I think I’m uniquely positioned to comment on this issue because I actually performed at a comedy concert at a cathedral a week ago. Maybe “realized” is a bit strong. I chatted. It was part of the Bristol Slapstick festival and I was interviewed about my favorite slapstick bits from film and TV, in front of a big screen to show the clips, in Bristol Cathedral. My wife, who was in the audience, said she didn’t know if there was a bar. But she said she really enjoyed the evening so I think there must have been some.
I thought it was a beautiful event: Bristol’s annual festival celebrating silent and physical comedy, having withstood the existential threat of lockdown, returning triumphantly to its audience of pratfall enthusiasts. And while his usual venue, the Bristol Beacon, is being refurbished, he has been welcomed into the oldest of the city’s indoor spaces, its medieval cathedral. It was a jolly vibe, with orchards wearing cathedral regalia mingling with festival volunteers in their burlesque-branded sweatshirts, all excited for the hundreds of people arriving and eager for the show to be a success. We ended the evening with a tribute to the wonderful Barry Cryer, who passed away a few days earlier.
So, was it “offensive to anyone who thinks a cathedral is a sacred space”? I’m not very religious, but I’m not an atheist either. I’m a “don’t know”. I hope there is a good big God, and I hope I find myself believing in one when I die, but I don’t think thinking about it much will give me the answer. I love churches, though – I find them both soothing and moving, a combination rarely achieved by TV series.
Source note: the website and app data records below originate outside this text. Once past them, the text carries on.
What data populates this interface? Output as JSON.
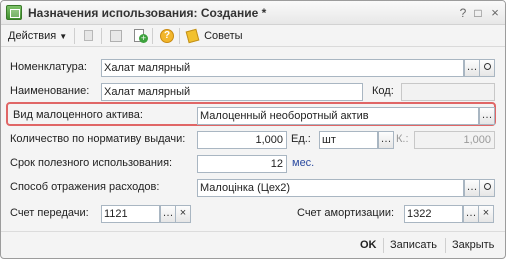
{
  "window": {
    "title": "Назначения использования: Создание *"
  },
  "toolbar": {
    "actions_label": "Действия",
    "tips_label": "Советы"
  },
  "form": {
    "nomenclature": {
      "label": "Номенклатура:",
      "value": "Халат малярный"
    },
    "name": {
      "label": "Наименование:",
      "value": "Халат малярный"
    },
    "code": {
      "label": "Код:",
      "value": ""
    },
    "asset_type": {
      "label": "Вид малоценного актива:",
      "value": "Малоценный необоротный актив"
    },
    "norm_qty": {
      "label": "Количество по нормативу выдачи:",
      "value": "1,000"
    },
    "unit": {
      "label": "Ед.:",
      "value": "шт"
    },
    "k": {
      "label": "К.:",
      "value": "1,000"
    },
    "useful_life": {
      "label": "Срок полезного использования:",
      "value": "12",
      "unit": "мес."
    },
    "expense_method": {
      "label": "Способ отражения расходов:",
      "value": "Малоцінка (Цех2)"
    },
    "transfer_account": {
      "label": "Счет передачи:",
      "value": "1121"
    },
    "amortization_account": {
      "label": "Счет амортизации:",
      "value": "1322"
    }
  },
  "footer": {
    "ok_label": "OK",
    "save_label": "Записать",
    "close_label": "Закрыть"
  },
  "colors": {
    "highlight": "#e06666",
    "link": "#2a4aa0"
  }
}
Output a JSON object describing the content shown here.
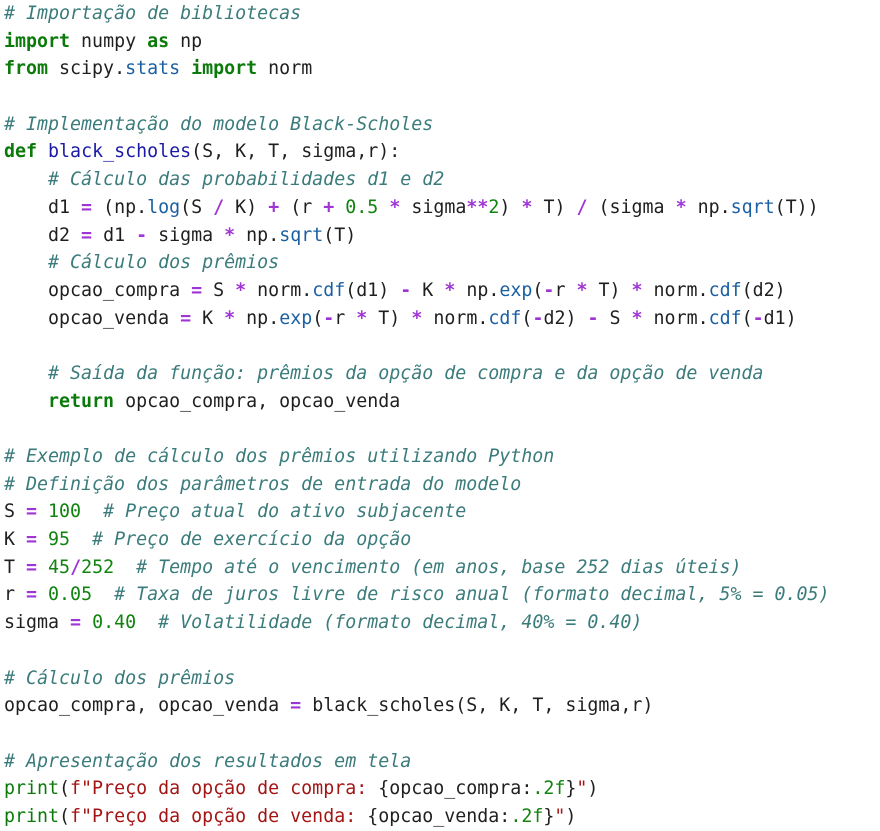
{
  "editor": {
    "language": "python",
    "lines": [
      [
        {
          "t": "cm",
          "v": "# Importação de bibliotecas"
        }
      ],
      [
        {
          "t": "kw",
          "v": "import"
        },
        {
          "t": "p",
          "v": " numpy "
        },
        {
          "t": "kw",
          "v": "as"
        },
        {
          "t": "p",
          "v": " np"
        }
      ],
      [
        {
          "t": "kw",
          "v": "from"
        },
        {
          "t": "p",
          "v": " scipy."
        },
        {
          "t": "attr",
          "v": "stats"
        },
        {
          "t": "p",
          "v": " "
        },
        {
          "t": "kw",
          "v": "import"
        },
        {
          "t": "p",
          "v": " norm"
        }
      ],
      [],
      [
        {
          "t": "cm",
          "v": "# Implementação do modelo Black-Scholes"
        }
      ],
      [
        {
          "t": "kw",
          "v": "def"
        },
        {
          "t": "p",
          "v": " "
        },
        {
          "t": "fn",
          "v": "black_scholes"
        },
        {
          "t": "p",
          "v": "(S, K, T, sigma,r):"
        }
      ],
      [
        {
          "t": "p",
          "v": "    "
        },
        {
          "t": "cm",
          "v": "# Cálculo das probabilidades d1 e d2"
        }
      ],
      [
        {
          "t": "p",
          "v": "    d1 "
        },
        {
          "t": "op",
          "v": "="
        },
        {
          "t": "p",
          "v": " (np."
        },
        {
          "t": "attr",
          "v": "log"
        },
        {
          "t": "p",
          "v": "(S "
        },
        {
          "t": "op",
          "v": "/"
        },
        {
          "t": "p",
          "v": " K) "
        },
        {
          "t": "op",
          "v": "+"
        },
        {
          "t": "p",
          "v": " (r "
        },
        {
          "t": "op",
          "v": "+"
        },
        {
          "t": "p",
          "v": " "
        },
        {
          "t": "num",
          "v": "0.5"
        },
        {
          "t": "p",
          "v": " "
        },
        {
          "t": "op",
          "v": "*"
        },
        {
          "t": "p",
          "v": " sigma"
        },
        {
          "t": "op",
          "v": "**"
        },
        {
          "t": "num",
          "v": "2"
        },
        {
          "t": "p",
          "v": ") "
        },
        {
          "t": "op",
          "v": "*"
        },
        {
          "t": "p",
          "v": " T) "
        },
        {
          "t": "op",
          "v": "/"
        },
        {
          "t": "p",
          "v": " (sigma "
        },
        {
          "t": "op",
          "v": "*"
        },
        {
          "t": "p",
          "v": " np."
        },
        {
          "t": "attr",
          "v": "sqrt"
        },
        {
          "t": "p",
          "v": "(T))"
        }
      ],
      [
        {
          "t": "p",
          "v": "    d2 "
        },
        {
          "t": "op",
          "v": "="
        },
        {
          "t": "p",
          "v": " d1 "
        },
        {
          "t": "op",
          "v": "-"
        },
        {
          "t": "p",
          "v": " sigma "
        },
        {
          "t": "op",
          "v": "*"
        },
        {
          "t": "p",
          "v": " np."
        },
        {
          "t": "attr",
          "v": "sqrt"
        },
        {
          "t": "p",
          "v": "(T)"
        }
      ],
      [
        {
          "t": "p",
          "v": "    "
        },
        {
          "t": "cm",
          "v": "# Cálculo dos prêmios"
        }
      ],
      [
        {
          "t": "p",
          "v": "    opcao_compra "
        },
        {
          "t": "op",
          "v": "="
        },
        {
          "t": "p",
          "v": " S "
        },
        {
          "t": "op",
          "v": "*"
        },
        {
          "t": "p",
          "v": " norm."
        },
        {
          "t": "attr",
          "v": "cdf"
        },
        {
          "t": "p",
          "v": "(d1) "
        },
        {
          "t": "op",
          "v": "-"
        },
        {
          "t": "p",
          "v": " K "
        },
        {
          "t": "op",
          "v": "*"
        },
        {
          "t": "p",
          "v": " np."
        },
        {
          "t": "attr",
          "v": "exp"
        },
        {
          "t": "p",
          "v": "("
        },
        {
          "t": "op",
          "v": "-"
        },
        {
          "t": "p",
          "v": "r "
        },
        {
          "t": "op",
          "v": "*"
        },
        {
          "t": "p",
          "v": " T) "
        },
        {
          "t": "op",
          "v": "*"
        },
        {
          "t": "p",
          "v": " norm."
        },
        {
          "t": "attr",
          "v": "cdf"
        },
        {
          "t": "p",
          "v": "(d2)"
        }
      ],
      [
        {
          "t": "p",
          "v": "    opcao_venda "
        },
        {
          "t": "op",
          "v": "="
        },
        {
          "t": "p",
          "v": " K "
        },
        {
          "t": "op",
          "v": "*"
        },
        {
          "t": "p",
          "v": " np."
        },
        {
          "t": "attr",
          "v": "exp"
        },
        {
          "t": "p",
          "v": "("
        },
        {
          "t": "op",
          "v": "-"
        },
        {
          "t": "p",
          "v": "r "
        },
        {
          "t": "op",
          "v": "*"
        },
        {
          "t": "p",
          "v": " T) "
        },
        {
          "t": "op",
          "v": "*"
        },
        {
          "t": "p",
          "v": " norm."
        },
        {
          "t": "attr",
          "v": "cdf"
        },
        {
          "t": "p",
          "v": "("
        },
        {
          "t": "op",
          "v": "-"
        },
        {
          "t": "p",
          "v": "d2) "
        },
        {
          "t": "op",
          "v": "-"
        },
        {
          "t": "p",
          "v": " S "
        },
        {
          "t": "op",
          "v": "*"
        },
        {
          "t": "p",
          "v": " norm."
        },
        {
          "t": "attr",
          "v": "cdf"
        },
        {
          "t": "p",
          "v": "("
        },
        {
          "t": "op",
          "v": "-"
        },
        {
          "t": "p",
          "v": "d1)"
        }
      ],
      [],
      [
        {
          "t": "p",
          "v": "    "
        },
        {
          "t": "cm",
          "v": "# Saída da função: prêmios da opção de compra e da opção de venda"
        }
      ],
      [
        {
          "t": "p",
          "v": "    "
        },
        {
          "t": "kw",
          "v": "return"
        },
        {
          "t": "p",
          "v": " opcao_compra, opcao_venda"
        }
      ],
      [],
      [
        {
          "t": "cm",
          "v": "# Exemplo de cálculo dos prêmios utilizando Python"
        }
      ],
      [
        {
          "t": "cm",
          "v": "# Definição dos parâmetros de entrada do modelo"
        }
      ],
      [
        {
          "t": "p",
          "v": "S "
        },
        {
          "t": "op",
          "v": "="
        },
        {
          "t": "p",
          "v": " "
        },
        {
          "t": "num",
          "v": "100"
        },
        {
          "t": "p",
          "v": "  "
        },
        {
          "t": "cm",
          "v": "# Preço atual do ativo subjacente"
        }
      ],
      [
        {
          "t": "p",
          "v": "K "
        },
        {
          "t": "op",
          "v": "="
        },
        {
          "t": "p",
          "v": " "
        },
        {
          "t": "num",
          "v": "95"
        },
        {
          "t": "p",
          "v": "  "
        },
        {
          "t": "cm",
          "v": "# Preço de exercício da opção"
        }
      ],
      [
        {
          "t": "p",
          "v": "T "
        },
        {
          "t": "op",
          "v": "="
        },
        {
          "t": "p",
          "v": " "
        },
        {
          "t": "num",
          "v": "45"
        },
        {
          "t": "op",
          "v": "/"
        },
        {
          "t": "num",
          "v": "252"
        },
        {
          "t": "p",
          "v": "  "
        },
        {
          "t": "cm",
          "v": "# Tempo até o vencimento (em anos, base 252 dias úteis)"
        }
      ],
      [
        {
          "t": "p",
          "v": "r "
        },
        {
          "t": "op",
          "v": "="
        },
        {
          "t": "p",
          "v": " "
        },
        {
          "t": "num",
          "v": "0.05"
        },
        {
          "t": "p",
          "v": "  "
        },
        {
          "t": "cm",
          "v": "# Taxa de juros livre de risco anual (formato decimal, 5% = 0.05)"
        }
      ],
      [
        {
          "t": "p",
          "v": "sigma "
        },
        {
          "t": "op",
          "v": "="
        },
        {
          "t": "p",
          "v": " "
        },
        {
          "t": "num",
          "v": "0.40"
        },
        {
          "t": "p",
          "v": "  "
        },
        {
          "t": "cm",
          "v": "# Volatilidade (formato decimal, 40% = 0.40)"
        }
      ],
      [],
      [
        {
          "t": "cm",
          "v": "# Cálculo dos prêmios"
        }
      ],
      [
        {
          "t": "p",
          "v": "opcao_compra, opcao_venda "
        },
        {
          "t": "op",
          "v": "="
        },
        {
          "t": "p",
          "v": " black_scholes(S, K, T, sigma,r)"
        }
      ],
      [],
      [
        {
          "t": "cm",
          "v": "# Apresentação dos resultados em tela"
        }
      ],
      [
        {
          "t": "bi",
          "v": "print"
        },
        {
          "t": "p",
          "v": "("
        },
        {
          "t": "str",
          "v": "f\"Preço da opção de compra: "
        },
        {
          "t": "p",
          "v": "{opcao_compra:"
        },
        {
          "t": "num",
          "v": ".2f"
        },
        {
          "t": "p",
          "v": "}"
        },
        {
          "t": "str",
          "v": "\""
        },
        {
          "t": "p",
          "v": ")"
        }
      ],
      [
        {
          "t": "bi",
          "v": "print"
        },
        {
          "t": "p",
          "v": "("
        },
        {
          "t": "str",
          "v": "f\"Preço da opção de venda: "
        },
        {
          "t": "p",
          "v": "{opcao_venda:"
        },
        {
          "t": "num",
          "v": ".2f"
        },
        {
          "t": "p",
          "v": "}"
        },
        {
          "t": "str",
          "v": "\""
        },
        {
          "t": "p",
          "v": ")"
        }
      ]
    ]
  }
}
During the event, I was extremely happy to be in a cathedral.
Would Ashenden say that was irrelevant because I am not a practicing Anglican? Probably not because he isn’t either. Although a former Church of England priest, he later changed service providers and is now a Roman Catholic. He says he left the C of E because of its “capitulation to the increasingly intense and non-negotiable demands of a secular culture.”
I understand his frustration. Religion, many people believe, is meant to provide clarity: rules and salvation. Eternal and immutable truths. The woolly, writhing Church of England, the state religion of an increasingly irreligious state, facing declining congregations and disintegrating architecture, might seem like a poor excuse for a belief system by compared to its muscular and unwavering rivals. Far from converting people to his doctrines, he seems more concerned with accommodating the infidels.
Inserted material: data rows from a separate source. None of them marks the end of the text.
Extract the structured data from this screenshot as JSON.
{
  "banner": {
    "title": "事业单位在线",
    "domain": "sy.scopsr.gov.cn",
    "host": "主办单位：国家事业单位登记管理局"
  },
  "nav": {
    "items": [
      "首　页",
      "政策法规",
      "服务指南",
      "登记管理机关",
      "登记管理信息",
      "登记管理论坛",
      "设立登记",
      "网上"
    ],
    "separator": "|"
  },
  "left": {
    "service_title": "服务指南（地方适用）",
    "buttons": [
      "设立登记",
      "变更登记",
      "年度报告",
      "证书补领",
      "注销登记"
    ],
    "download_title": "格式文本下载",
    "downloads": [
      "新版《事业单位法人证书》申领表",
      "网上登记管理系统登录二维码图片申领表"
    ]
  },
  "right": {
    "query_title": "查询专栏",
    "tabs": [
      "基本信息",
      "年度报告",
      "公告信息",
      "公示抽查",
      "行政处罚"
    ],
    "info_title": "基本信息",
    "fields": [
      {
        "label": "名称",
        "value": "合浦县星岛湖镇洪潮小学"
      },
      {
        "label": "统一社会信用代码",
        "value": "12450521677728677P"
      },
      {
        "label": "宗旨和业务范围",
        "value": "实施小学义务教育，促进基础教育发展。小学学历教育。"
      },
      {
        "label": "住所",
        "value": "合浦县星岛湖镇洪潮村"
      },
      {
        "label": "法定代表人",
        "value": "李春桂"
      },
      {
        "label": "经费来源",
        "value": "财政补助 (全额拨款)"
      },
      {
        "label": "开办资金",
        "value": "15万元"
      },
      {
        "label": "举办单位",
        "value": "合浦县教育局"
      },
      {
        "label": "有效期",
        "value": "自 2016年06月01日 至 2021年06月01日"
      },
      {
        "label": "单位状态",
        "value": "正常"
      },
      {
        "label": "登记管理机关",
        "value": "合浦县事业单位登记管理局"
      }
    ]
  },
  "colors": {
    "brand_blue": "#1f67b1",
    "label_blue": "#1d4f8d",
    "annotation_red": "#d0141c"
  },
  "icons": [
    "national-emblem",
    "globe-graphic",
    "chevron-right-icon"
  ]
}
Maybe that’s why I like it. To me, the troubled, thoughtful, and well-meaning fog of the C of E seems much more truthful, a much more understandable and wholesome reflection of what the human condition feels like, than all these more dynamic philosophies. Other religions may have retained the fiery naïveté of youth, but the Anglican Church has the gentle, tolerant confusion of experience, which is the closest thing to wisdom I will ever believe.
And he has all these amazing buildings. Why not take as a starting point that people should go inside, for some reason? They should be part of our lives. They are beautiful and steeped in centuries of faith, but also politics, compromise and hypocrisy. Bristol Cathedral was an abbey before Henry VIII became interested in a young woman. It’s a cathedral because of a midlife crisis. It doesn’t seem like a totally inappropriate venue for comedy.